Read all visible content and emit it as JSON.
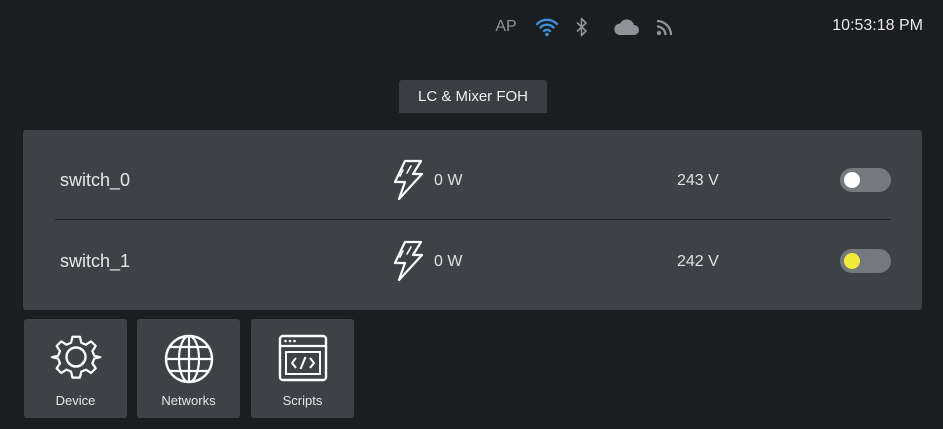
{
  "status_bar": {
    "ap_label": "AP",
    "icons": [
      "wifi-icon",
      "bluetooth-icon",
      "cloud-icon",
      "rss-icon"
    ],
    "clock": "10:53:18 PM",
    "colors": {
      "wifi": "#3d8fd6",
      "inactive": "#8f9397"
    }
  },
  "panel": {
    "title": "LC & Mixer FOH",
    "switches": [
      {
        "name": "switch_0",
        "power": "0 W",
        "voltage": "243 V",
        "icon": "lightning-icon",
        "knob_color": "#ffffff"
      },
      {
        "name": "switch_1",
        "power": "0 W",
        "voltage": "242 V",
        "icon": "lightning-icon",
        "knob_color": "#f2ea3a"
      }
    ]
  },
  "tiles": [
    {
      "label": "Device",
      "icon": "gear-icon"
    },
    {
      "label": "Networks",
      "icon": "globe-icon"
    },
    {
      "label": "Scripts",
      "icon": "code-window-icon"
    }
  ]
}
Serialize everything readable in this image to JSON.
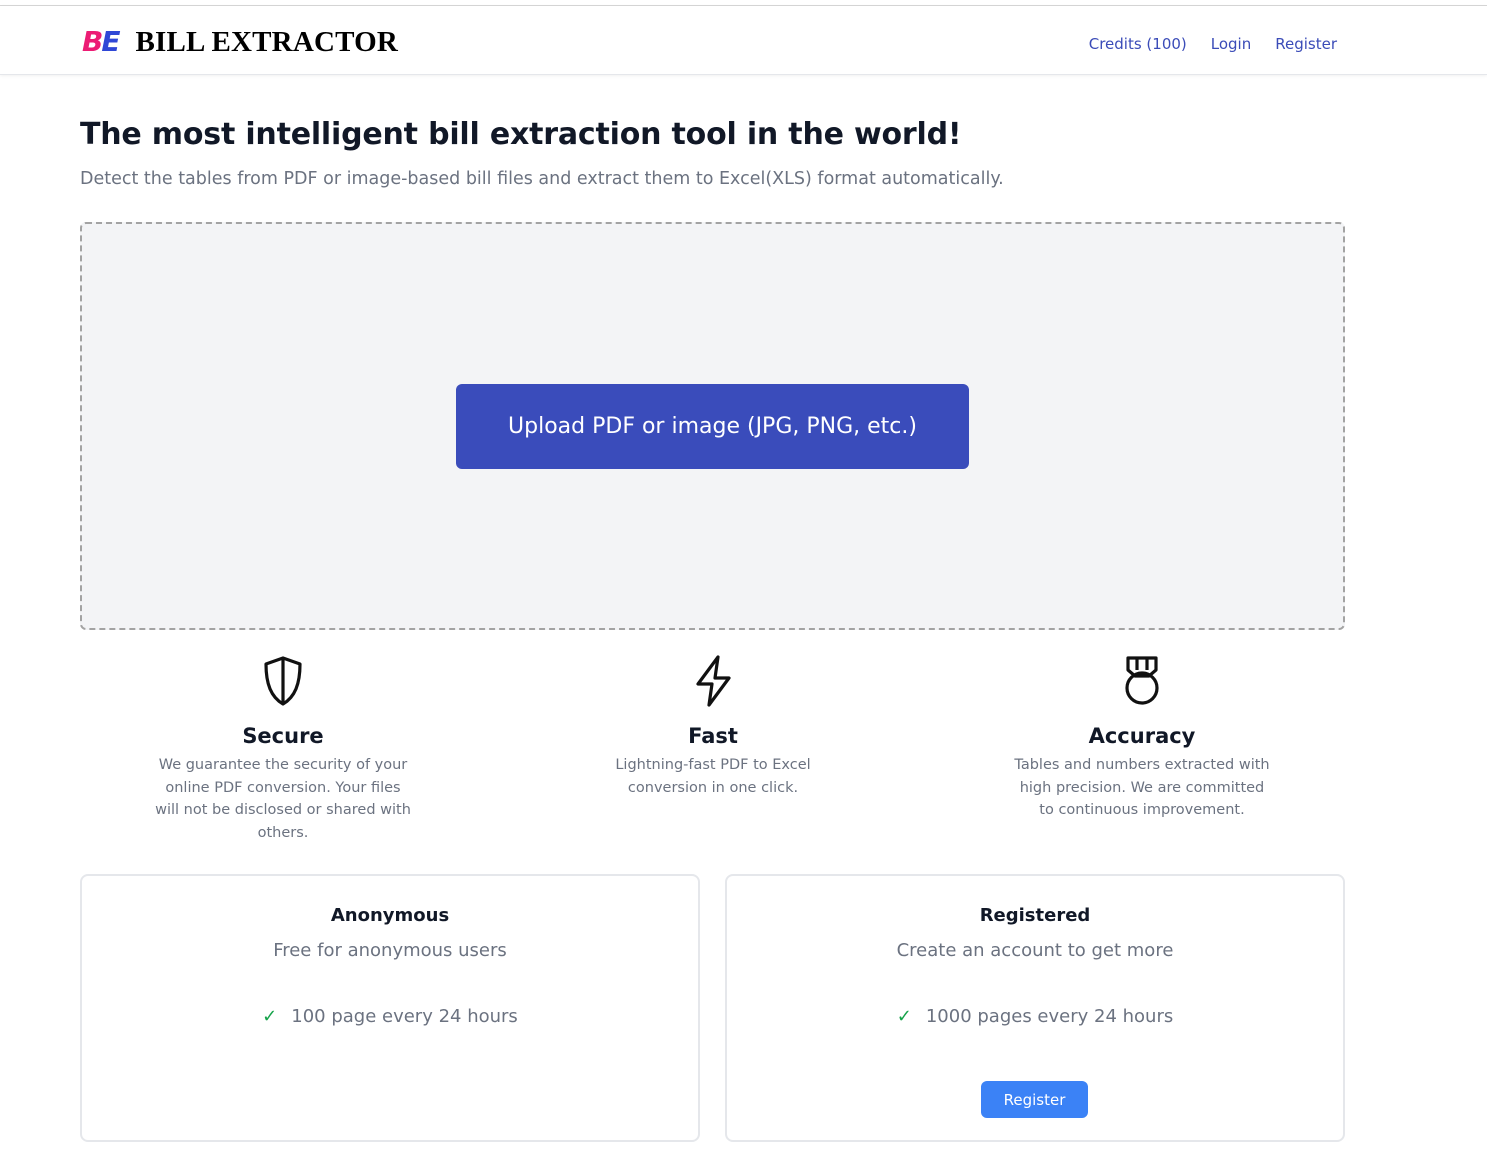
{
  "header": {
    "logo_mark_b": "B",
    "logo_mark_e": "E",
    "brand": "BILL EXTRACTOR",
    "nav": {
      "credits": "Credits (100)",
      "login": "Login",
      "register": "Register"
    }
  },
  "hero": {
    "title": "The most intelligent bill extraction tool in the world!",
    "subtitle": "Detect the tables from PDF or image-based bill files and extract them to Excel(XLS) format automatically."
  },
  "upload": {
    "button_label": "Upload PDF or image (JPG, PNG, etc.)"
  },
  "features": [
    {
      "icon": "shield-icon",
      "title": "Secure",
      "text": "We guarantee the security of your online PDF conversion. Your files will not be disclosed or shared with others."
    },
    {
      "icon": "lightning-icon",
      "title": "Fast",
      "text": "Lightning-fast PDF to Excel conversion in one click."
    },
    {
      "icon": "medal-icon",
      "title": "Accuracy",
      "text": "Tables and numbers extracted with high precision. We are committed to continuous improvement."
    }
  ],
  "plans": [
    {
      "title": "Anonymous",
      "desc": "Free for anonymous users",
      "feature": "100 page every 24 hours"
    },
    {
      "title": "Registered",
      "desc": "Create an account to get more",
      "feature": "1000 pages every 24 hours",
      "button_label": "Register"
    }
  ],
  "colors": {
    "brand_pink": "#ec1c74",
    "brand_blue": "#2f47d6",
    "primary": "#3a4cbb",
    "register_button": "#3b82f6",
    "check": "#16a34a"
  }
}
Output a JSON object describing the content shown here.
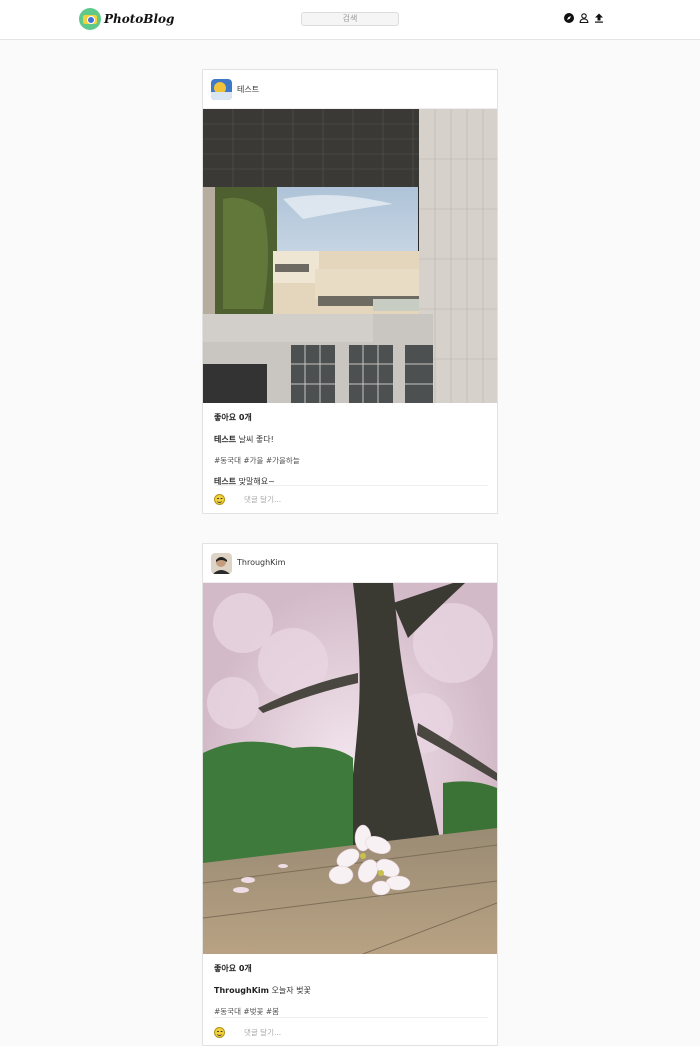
{
  "header": {
    "logo_text": "PhotoBlog",
    "search_placeholder": "검색",
    "icons": [
      "compass-icon",
      "user-icon",
      "upload-icon"
    ]
  },
  "posts": [
    {
      "username": "테스트",
      "likes": "좋아요 0개",
      "caption_user": "테스트",
      "caption_text": " 날씨 좋다!",
      "tags": "#동국대 #가을 #가을하늘",
      "comment_user": "테스트",
      "comment_text": " 맞말해요~",
      "comment_placeholder": "댓글 달기...",
      "photo": "campus-building-photo"
    },
    {
      "username": "ThroughKim",
      "likes": "좋아요 0개",
      "caption_user": "ThroughKim",
      "caption_text": " 오늘자 벚꽃",
      "tags": "#동국대 #벚꽃 #봄",
      "comment_placeholder": "댓글 달기...",
      "photo": "cherry-blossom-photo"
    }
  ]
}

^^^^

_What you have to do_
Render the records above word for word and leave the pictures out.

_Response area_
Read all visible content and emit it as JSON.
{
  "status_bar": {
    "ap_label": "AP",
    "icons": [
      "wifi-icon",
      "bluetooth-icon",
      "cloud-icon",
      "rss-icon"
    ],
    "clock": "10:53:18 PM",
    "colors": {
      "wifi": "#3d8fd6",
      "inactive": "#8f9397"
    }
  },
  "panel": {
    "title": "LC & Mixer FOH",
    "switches": [
      {
        "name": "switch_0",
        "power": "0 W",
        "voltage": "243 V",
        "icon": "lightning-icon",
        "knob_color": "#ffffff"
      },
      {
        "name": "switch_1",
        "power": "0 W",
        "voltage": "242 V",
        "icon": "lightning-icon",
        "knob_color": "#f2ea3a"
      }
    ]
  },
  "tiles": [
    {
      "label": "Device",
      "icon": "gear-icon"
    },
    {
      "label": "Networks",
      "icon": "globe-icon"
    },
    {
      "label": "Scripts",
      "icon": "code-window-icon"
    }
  ]
}
Serialize everything readable in this image to JSON.
{
  "header": {
    "logo_mark_b": "B",
    "logo_mark_e": "E",
    "brand": "BILL EXTRACTOR",
    "nav": {
      "credits": "Credits (100)",
      "login": "Login",
      "register": "Register"
    }
  },
  "hero": {
    "title": "The most intelligent bill extraction tool in the world!",
    "subtitle": "Detect the tables from PDF or image-based bill files and extract them to Excel(XLS) format automatically."
  },
  "upload": {
    "button_label": "Upload PDF or image (JPG, PNG, etc.)"
  },
  "features": [
    {
      "icon": "shield-icon",
      "title": "Secure",
      "text": "We guarantee the security of your online PDF conversion. Your files will not be disclosed or shared with others."
    },
    {
      "icon": "lightning-icon",
      "title": "Fast",
      "text": "Lightning-fast PDF to Excel conversion in one click."
    },
    {
      "icon": "medal-icon",
      "title": "Accuracy",
      "text": "Tables and numbers extracted with high precision. We are committed to continuous improvement."
    }
  ],
  "plans": [
    {
      "title": "Anonymous",
      "desc": "Free for anonymous users",
      "feature": "100 page every 24 hours"
    },
    {
      "title": "Registered",
      "desc": "Create an account to get more",
      "feature": "1000 pages every 24 hours",
      "button_label": "Register"
    }
  ],
  "colors": {
    "brand_pink": "#ec1c74",
    "brand_blue": "#2f47d6",
    "primary": "#3a4cbb",
    "register_button": "#3b82f6",
    "check": "#16a34a"
  }
}
Output a JSON object describing the content shown here.
{
  "header": {
    "logo_text": "PhotoBlog",
    "search_placeholder": "검색",
    "icons": [
      "compass-icon",
      "user-icon",
      "upload-icon"
    ]
  },
  "posts": [
    {
      "username": "테스트",
      "likes": "좋아요 0개",
      "caption_user": "테스트",
      "caption_text": " 날씨 좋다!",
      "tags": "#동국대 #가을 #가을하늘",
      "comment_user": "테스트",
      "comment_text": " 맞말해요~",
      "comment_placeholder": "댓글 달기...",
      "photo": "campus-building-photo"
    },
    {
      "username": "ThroughKim",
      "likes": "좋아요 0개",
      "caption_user": "ThroughKim",
      "caption_text": " 오늘자 벚꽃",
      "tags": "#동국대 #벚꽃 #봄",
      "comment_placeholder": "댓글 달기...",
      "photo": "cherry-blossom-photo"
    }
  ]
}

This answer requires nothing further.